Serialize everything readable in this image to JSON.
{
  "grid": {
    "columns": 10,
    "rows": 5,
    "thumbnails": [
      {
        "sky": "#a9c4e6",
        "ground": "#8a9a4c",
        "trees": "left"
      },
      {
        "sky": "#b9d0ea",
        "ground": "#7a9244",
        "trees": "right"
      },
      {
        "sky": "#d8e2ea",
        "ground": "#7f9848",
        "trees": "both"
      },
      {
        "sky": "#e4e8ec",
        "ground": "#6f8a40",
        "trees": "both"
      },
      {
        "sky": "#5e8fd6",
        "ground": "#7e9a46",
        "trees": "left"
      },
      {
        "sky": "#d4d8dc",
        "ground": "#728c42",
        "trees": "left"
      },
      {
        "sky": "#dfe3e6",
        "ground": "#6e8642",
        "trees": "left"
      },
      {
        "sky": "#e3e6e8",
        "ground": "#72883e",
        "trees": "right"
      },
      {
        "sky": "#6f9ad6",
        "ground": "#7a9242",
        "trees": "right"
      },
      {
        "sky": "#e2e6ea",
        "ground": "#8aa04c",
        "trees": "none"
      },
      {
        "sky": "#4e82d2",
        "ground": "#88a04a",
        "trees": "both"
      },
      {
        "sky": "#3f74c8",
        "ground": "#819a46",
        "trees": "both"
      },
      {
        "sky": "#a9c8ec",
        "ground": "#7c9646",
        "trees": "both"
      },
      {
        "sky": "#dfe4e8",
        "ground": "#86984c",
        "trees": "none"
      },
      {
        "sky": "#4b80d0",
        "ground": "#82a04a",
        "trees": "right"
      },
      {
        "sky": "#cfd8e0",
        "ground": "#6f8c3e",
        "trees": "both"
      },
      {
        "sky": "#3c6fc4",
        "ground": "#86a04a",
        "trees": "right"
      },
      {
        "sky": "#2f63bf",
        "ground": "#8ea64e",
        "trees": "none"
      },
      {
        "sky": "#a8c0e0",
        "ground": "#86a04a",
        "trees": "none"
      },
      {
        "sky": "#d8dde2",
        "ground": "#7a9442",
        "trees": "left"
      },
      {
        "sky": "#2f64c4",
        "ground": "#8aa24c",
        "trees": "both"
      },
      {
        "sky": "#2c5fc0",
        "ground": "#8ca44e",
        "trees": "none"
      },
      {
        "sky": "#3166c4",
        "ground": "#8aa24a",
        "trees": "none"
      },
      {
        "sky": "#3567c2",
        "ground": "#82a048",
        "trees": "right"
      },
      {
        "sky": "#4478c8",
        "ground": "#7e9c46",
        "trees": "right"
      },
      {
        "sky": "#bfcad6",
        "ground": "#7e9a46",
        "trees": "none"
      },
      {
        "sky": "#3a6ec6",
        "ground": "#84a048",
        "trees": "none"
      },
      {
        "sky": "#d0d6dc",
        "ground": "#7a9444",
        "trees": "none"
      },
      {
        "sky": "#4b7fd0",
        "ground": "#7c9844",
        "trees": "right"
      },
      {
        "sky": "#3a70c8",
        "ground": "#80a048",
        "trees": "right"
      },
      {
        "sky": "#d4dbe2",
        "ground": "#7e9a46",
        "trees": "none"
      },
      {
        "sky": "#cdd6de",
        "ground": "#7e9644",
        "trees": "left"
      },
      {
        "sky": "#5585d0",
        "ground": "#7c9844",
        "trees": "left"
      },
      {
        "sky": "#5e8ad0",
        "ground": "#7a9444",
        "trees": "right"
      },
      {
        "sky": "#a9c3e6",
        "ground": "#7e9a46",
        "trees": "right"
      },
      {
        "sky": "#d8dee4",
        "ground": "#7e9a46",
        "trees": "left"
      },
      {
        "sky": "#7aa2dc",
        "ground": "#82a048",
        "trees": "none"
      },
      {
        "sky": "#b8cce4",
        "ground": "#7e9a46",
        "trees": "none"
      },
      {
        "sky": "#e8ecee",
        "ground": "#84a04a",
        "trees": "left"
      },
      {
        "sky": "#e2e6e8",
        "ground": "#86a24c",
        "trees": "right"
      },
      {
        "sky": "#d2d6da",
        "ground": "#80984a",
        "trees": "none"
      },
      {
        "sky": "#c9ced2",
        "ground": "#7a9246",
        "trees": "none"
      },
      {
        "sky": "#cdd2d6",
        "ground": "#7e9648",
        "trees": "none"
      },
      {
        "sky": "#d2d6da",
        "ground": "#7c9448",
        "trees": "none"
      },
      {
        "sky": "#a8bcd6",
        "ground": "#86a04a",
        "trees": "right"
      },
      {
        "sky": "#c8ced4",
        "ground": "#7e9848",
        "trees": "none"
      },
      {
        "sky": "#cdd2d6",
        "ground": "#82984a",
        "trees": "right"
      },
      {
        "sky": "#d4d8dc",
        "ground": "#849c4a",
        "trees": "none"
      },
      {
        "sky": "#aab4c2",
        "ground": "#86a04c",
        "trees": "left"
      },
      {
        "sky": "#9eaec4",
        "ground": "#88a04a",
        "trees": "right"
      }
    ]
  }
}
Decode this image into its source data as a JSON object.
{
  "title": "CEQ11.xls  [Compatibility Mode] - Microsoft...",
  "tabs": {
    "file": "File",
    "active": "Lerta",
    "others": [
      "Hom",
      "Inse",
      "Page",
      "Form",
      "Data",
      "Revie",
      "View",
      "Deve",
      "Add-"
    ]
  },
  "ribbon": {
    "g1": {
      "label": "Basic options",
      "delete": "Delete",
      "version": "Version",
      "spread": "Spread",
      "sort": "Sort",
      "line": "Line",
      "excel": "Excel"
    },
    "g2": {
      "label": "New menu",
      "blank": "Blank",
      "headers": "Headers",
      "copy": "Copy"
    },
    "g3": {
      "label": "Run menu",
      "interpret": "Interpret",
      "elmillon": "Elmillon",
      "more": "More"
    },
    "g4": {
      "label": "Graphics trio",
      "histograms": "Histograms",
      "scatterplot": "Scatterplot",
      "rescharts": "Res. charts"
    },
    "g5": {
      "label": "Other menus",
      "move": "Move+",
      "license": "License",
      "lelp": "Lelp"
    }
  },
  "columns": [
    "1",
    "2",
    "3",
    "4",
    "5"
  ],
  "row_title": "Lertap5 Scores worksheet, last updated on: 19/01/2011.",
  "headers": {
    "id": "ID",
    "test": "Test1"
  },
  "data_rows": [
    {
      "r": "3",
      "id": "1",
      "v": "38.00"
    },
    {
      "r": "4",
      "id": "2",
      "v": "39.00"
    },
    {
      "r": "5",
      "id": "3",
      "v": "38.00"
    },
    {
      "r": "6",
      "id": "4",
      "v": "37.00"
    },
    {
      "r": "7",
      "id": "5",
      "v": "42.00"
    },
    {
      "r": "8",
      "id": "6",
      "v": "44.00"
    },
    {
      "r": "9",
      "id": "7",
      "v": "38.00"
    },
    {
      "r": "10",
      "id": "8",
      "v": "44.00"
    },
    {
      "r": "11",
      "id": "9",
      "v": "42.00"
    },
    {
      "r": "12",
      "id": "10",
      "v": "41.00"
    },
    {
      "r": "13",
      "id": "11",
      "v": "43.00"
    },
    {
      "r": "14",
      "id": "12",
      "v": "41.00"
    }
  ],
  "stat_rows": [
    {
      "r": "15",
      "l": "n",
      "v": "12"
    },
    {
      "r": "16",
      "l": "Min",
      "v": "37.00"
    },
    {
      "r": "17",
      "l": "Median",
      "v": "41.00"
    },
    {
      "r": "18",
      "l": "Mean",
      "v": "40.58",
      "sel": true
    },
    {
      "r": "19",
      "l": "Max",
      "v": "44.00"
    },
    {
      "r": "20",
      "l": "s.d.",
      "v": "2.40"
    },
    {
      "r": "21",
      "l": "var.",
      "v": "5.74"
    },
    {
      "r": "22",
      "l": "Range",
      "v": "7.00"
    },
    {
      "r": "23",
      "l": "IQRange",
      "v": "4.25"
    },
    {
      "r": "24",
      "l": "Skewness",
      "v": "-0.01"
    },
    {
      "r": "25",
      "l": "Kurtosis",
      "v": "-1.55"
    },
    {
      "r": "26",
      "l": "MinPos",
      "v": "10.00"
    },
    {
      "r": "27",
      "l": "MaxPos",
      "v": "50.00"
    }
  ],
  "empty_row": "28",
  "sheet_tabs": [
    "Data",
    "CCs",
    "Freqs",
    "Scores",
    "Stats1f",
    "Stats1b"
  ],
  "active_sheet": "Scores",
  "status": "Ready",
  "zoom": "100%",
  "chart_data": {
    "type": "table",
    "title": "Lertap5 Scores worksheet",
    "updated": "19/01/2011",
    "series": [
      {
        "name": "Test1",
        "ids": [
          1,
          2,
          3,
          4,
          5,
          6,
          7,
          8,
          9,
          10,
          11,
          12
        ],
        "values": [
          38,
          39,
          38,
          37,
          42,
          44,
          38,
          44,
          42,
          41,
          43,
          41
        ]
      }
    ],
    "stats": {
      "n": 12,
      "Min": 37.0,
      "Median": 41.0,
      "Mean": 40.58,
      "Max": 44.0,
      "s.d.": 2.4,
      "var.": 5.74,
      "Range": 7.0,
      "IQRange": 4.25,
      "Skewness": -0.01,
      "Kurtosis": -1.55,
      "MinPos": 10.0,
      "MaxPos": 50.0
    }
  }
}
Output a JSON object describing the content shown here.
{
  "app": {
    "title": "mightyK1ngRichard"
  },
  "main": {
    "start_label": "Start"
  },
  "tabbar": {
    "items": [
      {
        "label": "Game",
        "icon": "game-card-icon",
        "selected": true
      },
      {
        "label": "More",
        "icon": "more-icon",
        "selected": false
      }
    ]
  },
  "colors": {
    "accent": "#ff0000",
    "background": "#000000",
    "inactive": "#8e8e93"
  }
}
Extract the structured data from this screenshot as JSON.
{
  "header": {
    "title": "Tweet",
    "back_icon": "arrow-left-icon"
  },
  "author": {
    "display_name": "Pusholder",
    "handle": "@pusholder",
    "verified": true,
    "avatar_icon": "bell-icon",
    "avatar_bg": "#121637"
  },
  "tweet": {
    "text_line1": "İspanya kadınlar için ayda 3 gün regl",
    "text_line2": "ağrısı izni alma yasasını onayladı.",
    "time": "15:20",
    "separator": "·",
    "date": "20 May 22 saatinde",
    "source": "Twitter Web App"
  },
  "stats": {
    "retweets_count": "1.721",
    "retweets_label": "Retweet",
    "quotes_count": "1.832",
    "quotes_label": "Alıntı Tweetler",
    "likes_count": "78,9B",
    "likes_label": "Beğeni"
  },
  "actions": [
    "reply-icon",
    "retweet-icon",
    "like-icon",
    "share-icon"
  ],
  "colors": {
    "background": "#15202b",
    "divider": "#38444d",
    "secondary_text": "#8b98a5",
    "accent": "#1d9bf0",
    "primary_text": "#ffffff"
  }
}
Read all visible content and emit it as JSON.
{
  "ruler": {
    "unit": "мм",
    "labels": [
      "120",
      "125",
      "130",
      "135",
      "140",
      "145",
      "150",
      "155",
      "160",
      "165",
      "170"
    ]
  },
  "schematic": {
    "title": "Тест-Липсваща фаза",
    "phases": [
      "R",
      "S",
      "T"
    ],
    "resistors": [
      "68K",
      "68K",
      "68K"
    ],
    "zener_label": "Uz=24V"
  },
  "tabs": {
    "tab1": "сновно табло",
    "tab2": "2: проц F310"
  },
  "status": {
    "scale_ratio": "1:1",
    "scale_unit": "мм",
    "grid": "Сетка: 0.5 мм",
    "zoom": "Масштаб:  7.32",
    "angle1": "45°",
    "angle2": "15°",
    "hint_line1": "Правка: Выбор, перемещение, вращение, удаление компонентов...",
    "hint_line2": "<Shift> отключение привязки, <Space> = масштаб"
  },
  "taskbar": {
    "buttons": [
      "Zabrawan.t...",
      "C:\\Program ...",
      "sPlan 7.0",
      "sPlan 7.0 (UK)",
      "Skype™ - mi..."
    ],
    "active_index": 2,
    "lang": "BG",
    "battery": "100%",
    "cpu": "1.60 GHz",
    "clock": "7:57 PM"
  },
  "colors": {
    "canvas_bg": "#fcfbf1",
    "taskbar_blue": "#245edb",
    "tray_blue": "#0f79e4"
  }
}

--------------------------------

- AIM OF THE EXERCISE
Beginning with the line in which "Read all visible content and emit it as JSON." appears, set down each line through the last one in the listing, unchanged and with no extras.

- ANSWER BOX
Read all visible content and emit it as JSON.
{
  "ruler": {
    "unit": "мм",
    "labels": [
      "120",
      "125",
      "130",
      "135",
      "140",
      "145",
      "150",
      "155",
      "160",
      "165",
      "170"
    ]
  },
  "schematic": {
    "title": "Тест-Липсваща фаза",
    "phases": [
      "R",
      "S",
      "T"
    ],
    "resistors": [
      "68K",
      "68K",
      "68K"
    ],
    "zener_label": "Uz=24V"
  },
  "tabs": {
    "tab1": "сновно табло",
    "tab2": "2: проц F310"
  },
  "status": {
    "scale_ratio": "1:1",
    "scale_unit": "мм",
    "grid": "Сетка: 0.5 мм",
    "zoom": "Масштаб:  7.32",
    "angle1": "45°",
    "angle2": "15°",
    "hint_line1": "Правка: Выбор, перемещение, вращение, удаление компонентов...",
    "hint_line2": "<Shift> отключение привязки, <Space> = масштаб"
  },
  "taskbar": {
    "buttons": [
      "Zabrawan.t...",
      "C:\\Program ...",
      "sPlan 7.0",
      "sPlan 7.0 (UK)",
      "Skype™ - mi..."
    ],
    "active_index": 2,
    "lang": "BG",
    "battery": "100%",
    "cpu": "1.60 GHz",
    "clock": "7:57 PM"
  },
  "colors": {
    "canvas_bg": "#fcfbf1",
    "taskbar_blue": "#245edb",
    "tray_blue": "#0f79e4"
  }
}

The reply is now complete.